Though the amount of late-night shows have changed, as well as their hosts, in the past decade, it's not hard to imagine something similar happening should the WGA go on strike in the days to come. Considering the timing of the strike – May, as opposed to the middle of the fall broadcast season – late-night shows won't just feel the burn first, they'll bear the burden the longest. (The last WGA strike coincided with awards season, turning the Golden Globes ceremony into a straightforward press conference.)

Right now, the late-night discussion has been focused on how, in a much more politically charged landscape, Stephen Colbert is overtaking Jimmy Fallon in the ratings wars, something that may well change if they both go off the air. Late-night ratings have been far lower in the last decade; O'Brien's writer-free show was getting ratings equivalent or a bit higher than Seth Meyers' current 12:35 late-night show on NBC, as an example. So losing these shows for a while might be even more disastrous.

westworld season 2

The Rest of Television

Many unscripted shows would thrive in this environment, even if there aren't as many massive hits like American Idol, which dominated back in the mid-2000s. There are so many more options available, both in terms of shows and the sheer number of content providers, that unscripted TV may well flourish even more than it did a decade ago. Scripted comedies and dramas had to either bow out of their seasons back in 2007 and 2008, or simply have shortened ones. One notable ripple effect in that strike period occurred on NBC, where The Office and Scrubs both had shortened seasons; when they went off the air, something called The Celebrity Apprentice took its place. (Maybe you've heard of the host of that show.)

The impact won't be as immediate for fans of shows like Game of Thrones or The Walking Dead, should the WGA go on strike again. The timing is such that the network TV season will have wrapped production on any number of shows that air from September to May; the same may be the case for some of the shows they air in the summer. Shows airing on cable, pay-cable options like HBO, or streaming services like Netflix air in such staggered scheduling that shows may be more likely to be hurt next year instead of this year; depending on how long the strike lasts, you may only have to wait a month or two longer for a new season of Westworld, or the like.

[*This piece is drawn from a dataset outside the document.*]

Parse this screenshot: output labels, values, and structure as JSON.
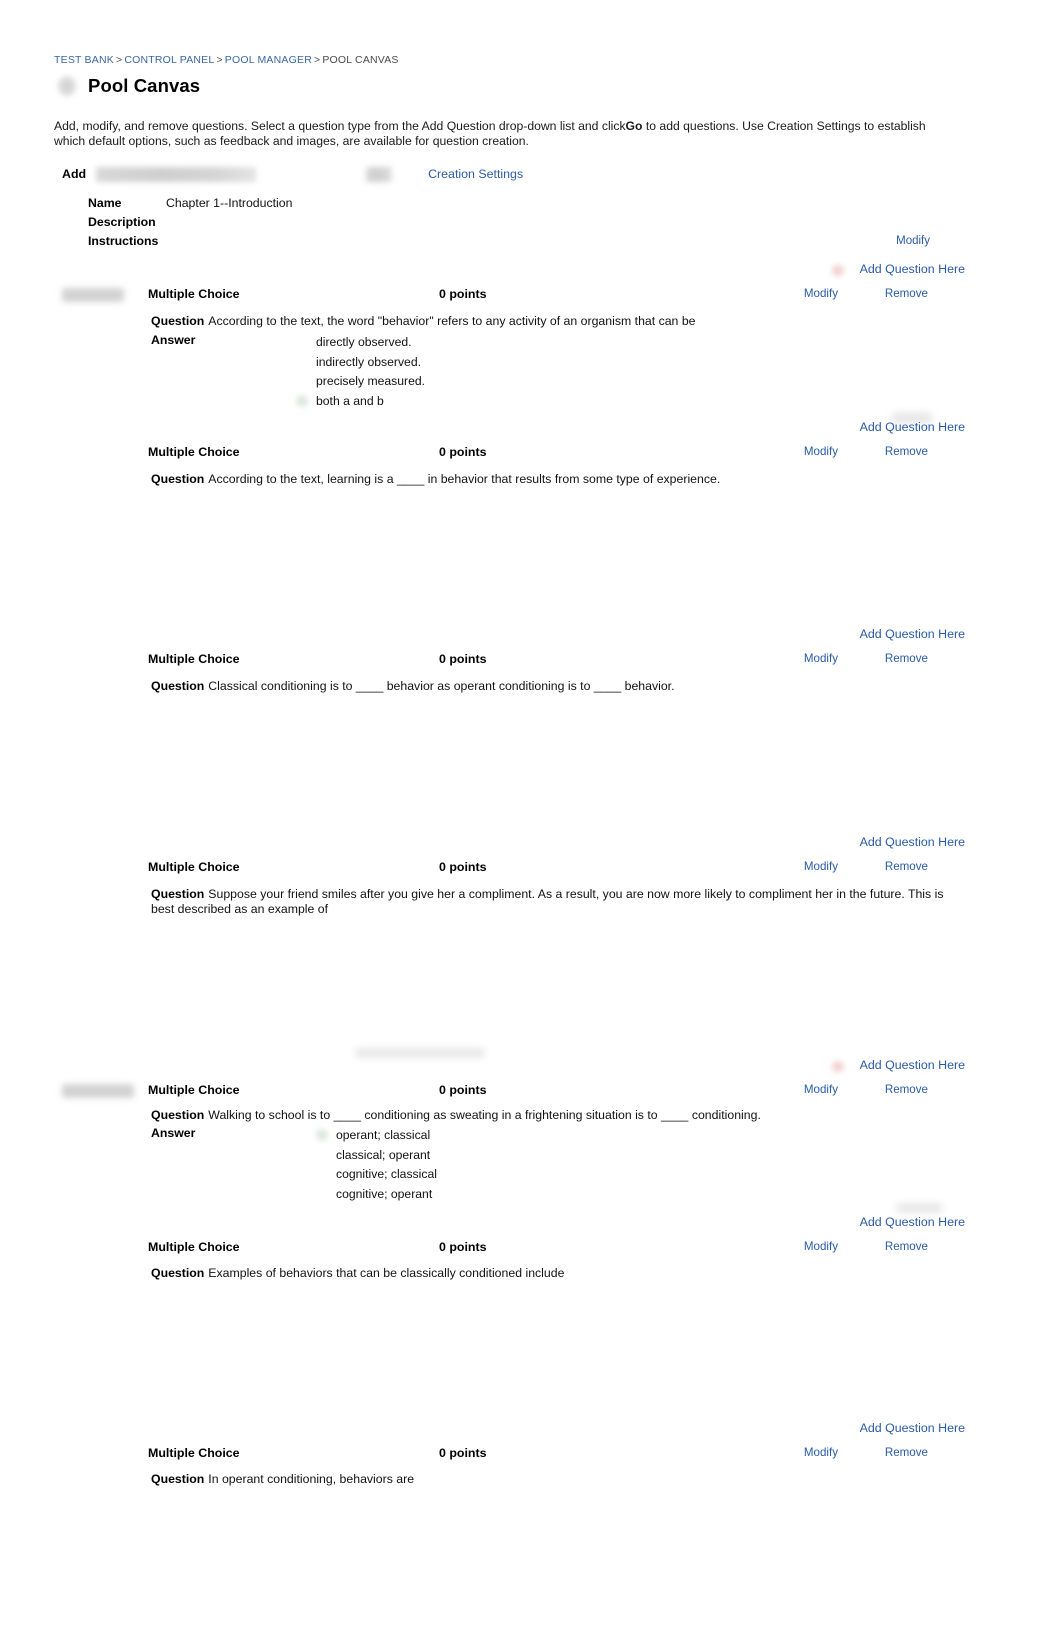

Creatively, the effect could be as positive as detrimental. For a past example, consider the fourth season of Lost. In 2007, during the show's third season, ABC and the series showrunners Damon Lindelof and Carlton Cuse made a deal to end the series after six seasons; they did so because they wanted to communicate to fans that there was a definite end point in sight. Moreover, ABC ordered the show for 16 episodes per season, trimming down to avoid any creative bloat. The writers' strike made it so season 4 only had 14 episodes, including a three-part finale. While it was radically shorter than previous seasons (the first season had 25 episodes), Lost's fourth season remains its best, because the writers had already chosen to streamline the plot, and because the strike demanded they tighten things even further. Now, of course, many TV series have taken their cue from Lost's final seasons; the recent, and delightful, new NBC comedy The Good Place had only 13 episodes in its first season deliberately. Plenty of other network and cable shows have trimmed down episode orders; this shift, in part, is a reason why the strike may occur, because fewer episodes with the same wages means writers get paid less. It also speaks to that idea of a staggered release schedule, instead of a clearly defined fall or summer.

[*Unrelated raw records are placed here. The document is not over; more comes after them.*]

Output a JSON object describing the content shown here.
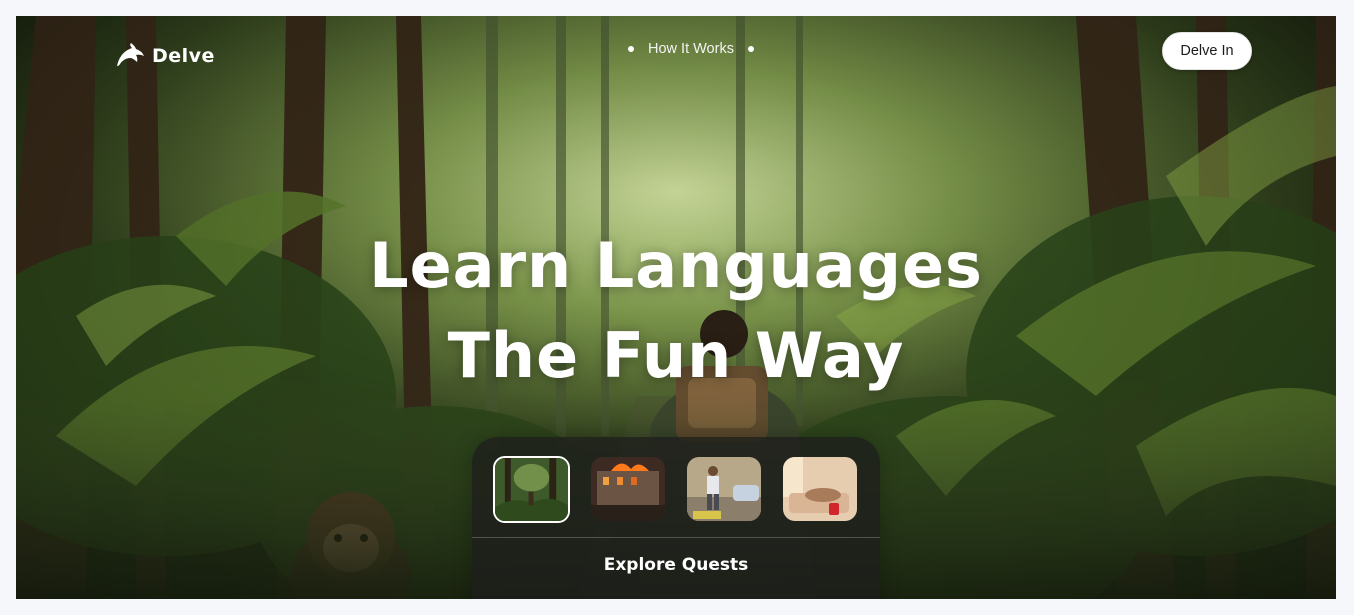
{
  "brand": {
    "name": "Delve",
    "logo_icon": "dolphin-icon"
  },
  "nav": {
    "link_label": "How It Works"
  },
  "cta": {
    "label": "Delve In"
  },
  "hero": {
    "title_line1": "Learn Languages",
    "title_line2": "The Fun Way"
  },
  "quests": {
    "label": "Explore Quests",
    "thumbnails": [
      {
        "name": "jungle-quest",
        "active": true
      },
      {
        "name": "burning-city-quest",
        "active": false
      },
      {
        "name": "street-quest",
        "active": false
      },
      {
        "name": "bedroom-quest",
        "active": false
      }
    ]
  },
  "colors": {
    "page_background": "#f5f7fa",
    "button_background": "#ffffff",
    "text_on_image": "#ffffff",
    "panel_background": "#1e1e1c"
  }
}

Should the WGA strike occur on May 2, TV viewers would feel the impact of writers on the picket line well before anyone at movie theaters around the world. Even still, the world of TV has moved so far beyond the traditional airing season that was dominant in previous strikes. As such, audiences may not push back quite so much or feel the loss of writers until the fall or later. At the multiplex, they won't notice beyond whatever they see on social media about future releases, at least until late 2018 or early 2019. If previous strikes are any indication, we hopefully won't have to worry about the strike lasting nearly that long.